For students of the paranormal, this all has a familiar ring. A decade ago many people came to believe aliens were kidnapping ordinary citizens from their beds at night. Awakened by a blinding light, abduction victims were levitated out of the window by peculiar little beings with gray skin and large, black, Modigliani eyes. Once in the aliens’ flying saucer, horrible medical experiments were performed on them, and women abductees were impregnated with alien embryos.

Most abduction “survivors” only understood their experiences after they had received attention from “expert ”therapists trained (by reading the right books) to recognise the symptoms of UFO abduction. In fact, the same structure of practice and belief underlies both the misguided forms of the incest/sex abuse industries and the UFO abduction industry. Patients suffering psychological distress are treated by therapists ideologically predisposed to a single cause for most of life’s difficulties.

There is a crucial difference, however, between narratives of UFO abduction and fantasised sex abuse. The aliens aren’t on hand to be sued or thrown in jail. But Mum and Dad, if they’re still in the neighbourhood, make perfect targets. Of course, sexual abuse is a demonstrably real crime. But in our anxiety about it we must not create a whole new class of victims: parents and family members falsely accused of sex abuse by younger people suffering from FMS.

The key delusion on which FMS is founded is the notion that traumatic memories are often “repressed” and can be recovered decades later by hypnosis. There is no evidence whatsoever for general repression of major life-events, and certainly not for highly traumatic experiences. One study of children who had witnessed the murder of a parent showed that none had repressed the memory. Children who were in concentration camps cannot rid themselves of the memories. The question for true victims of sex abuse is not, “How can I remember it?” but rather, “How can I forget it?”

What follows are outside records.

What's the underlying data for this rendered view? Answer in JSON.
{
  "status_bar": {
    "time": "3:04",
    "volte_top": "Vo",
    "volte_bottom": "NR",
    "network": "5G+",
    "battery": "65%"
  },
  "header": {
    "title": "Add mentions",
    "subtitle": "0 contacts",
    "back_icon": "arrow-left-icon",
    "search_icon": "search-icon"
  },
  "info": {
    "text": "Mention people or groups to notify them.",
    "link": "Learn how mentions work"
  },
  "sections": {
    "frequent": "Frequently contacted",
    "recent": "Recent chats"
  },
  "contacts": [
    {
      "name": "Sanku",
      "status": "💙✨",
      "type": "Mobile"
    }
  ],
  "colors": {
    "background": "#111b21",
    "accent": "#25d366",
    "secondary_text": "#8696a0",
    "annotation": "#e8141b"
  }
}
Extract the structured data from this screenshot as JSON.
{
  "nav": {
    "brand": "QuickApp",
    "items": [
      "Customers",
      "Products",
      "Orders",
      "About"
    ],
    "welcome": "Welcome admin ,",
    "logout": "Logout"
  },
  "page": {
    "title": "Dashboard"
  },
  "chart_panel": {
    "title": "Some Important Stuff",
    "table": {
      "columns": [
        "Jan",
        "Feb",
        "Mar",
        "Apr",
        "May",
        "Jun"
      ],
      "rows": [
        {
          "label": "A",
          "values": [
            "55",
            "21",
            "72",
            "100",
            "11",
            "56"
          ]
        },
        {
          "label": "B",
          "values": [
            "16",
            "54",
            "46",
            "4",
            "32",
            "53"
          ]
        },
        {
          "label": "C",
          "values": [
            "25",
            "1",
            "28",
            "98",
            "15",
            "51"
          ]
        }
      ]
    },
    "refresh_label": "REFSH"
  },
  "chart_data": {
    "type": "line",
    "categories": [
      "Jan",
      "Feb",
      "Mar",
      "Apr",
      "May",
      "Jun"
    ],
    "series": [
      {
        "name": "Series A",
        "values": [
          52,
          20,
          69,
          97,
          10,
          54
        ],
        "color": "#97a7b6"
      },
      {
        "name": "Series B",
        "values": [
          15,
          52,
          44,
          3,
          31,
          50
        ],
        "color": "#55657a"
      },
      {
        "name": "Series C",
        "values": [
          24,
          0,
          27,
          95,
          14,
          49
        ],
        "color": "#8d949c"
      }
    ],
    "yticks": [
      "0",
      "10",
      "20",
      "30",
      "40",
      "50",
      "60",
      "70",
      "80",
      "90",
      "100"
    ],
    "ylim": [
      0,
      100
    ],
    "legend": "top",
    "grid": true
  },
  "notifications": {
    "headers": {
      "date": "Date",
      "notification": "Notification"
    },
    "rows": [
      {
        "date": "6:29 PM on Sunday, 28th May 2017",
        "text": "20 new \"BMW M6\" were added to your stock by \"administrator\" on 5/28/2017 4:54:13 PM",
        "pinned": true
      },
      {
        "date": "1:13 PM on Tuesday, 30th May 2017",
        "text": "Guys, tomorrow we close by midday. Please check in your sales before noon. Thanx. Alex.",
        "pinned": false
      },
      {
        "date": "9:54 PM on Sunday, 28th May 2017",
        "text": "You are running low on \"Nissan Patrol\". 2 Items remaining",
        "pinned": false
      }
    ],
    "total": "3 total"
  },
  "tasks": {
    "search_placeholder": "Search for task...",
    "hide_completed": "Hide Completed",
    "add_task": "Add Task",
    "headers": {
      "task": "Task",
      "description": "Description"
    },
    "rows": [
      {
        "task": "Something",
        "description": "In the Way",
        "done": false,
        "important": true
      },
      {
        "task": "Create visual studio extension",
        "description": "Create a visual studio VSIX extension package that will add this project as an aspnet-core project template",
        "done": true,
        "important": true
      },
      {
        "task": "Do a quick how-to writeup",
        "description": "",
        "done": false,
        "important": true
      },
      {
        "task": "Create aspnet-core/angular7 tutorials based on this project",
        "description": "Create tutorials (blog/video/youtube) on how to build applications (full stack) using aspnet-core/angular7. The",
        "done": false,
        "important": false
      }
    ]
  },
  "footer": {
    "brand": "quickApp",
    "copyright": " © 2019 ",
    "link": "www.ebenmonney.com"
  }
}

Recent psychological studies have shown how easy it is to inject false memories into people’s minds simply by asking questions (“Remember when you were little and lost in the shopping mall?”). Far from improving memory, hypnosis tends to render subjects more suggestible while making pseudomemories more vivid. The old idea, popular in the 1960s, that hypnotism can improve recall, for example enabling crime witnesses to remember briefly-glimpsed licence numbers, has by now been thoroughly tested and refuted, but it is still treated as a valid doctrine by some sex-abuse counsellors.

Little wonder then that over 4000 distraught families have so far contacted the False Memory Syndrome Foundation in Philadelphia, formed, in Martin Gardner’s description, “to combat a fast-growing epidemic of dubious therapy that is ripping thousands of families apart, scarring patients for life, and breaking the hearts of innocent relatives.” Gardner calls FMS “the mental-health crisis of the 1990s.”

False Memory Syndrome represents a threat to every loving, normal parent in Australia or New Zealand whose child might someday, encountering a rough patch in life, fall into the hands of an ideologically-driven sex-abuse therapist who accepts the myths of memory repression and hypnotic enhancement. It is up to educated, enlightened psychologists and health professionals to see that this is one fad that does not become established here. Sex abuse — a real and terrible crime — creates enough victims as it is.


University of Canterbury philosopher Denis Dutton recently delivered the annual President’s Lecture at the Christchurch School of Medicine. His remarks are extracted from that address.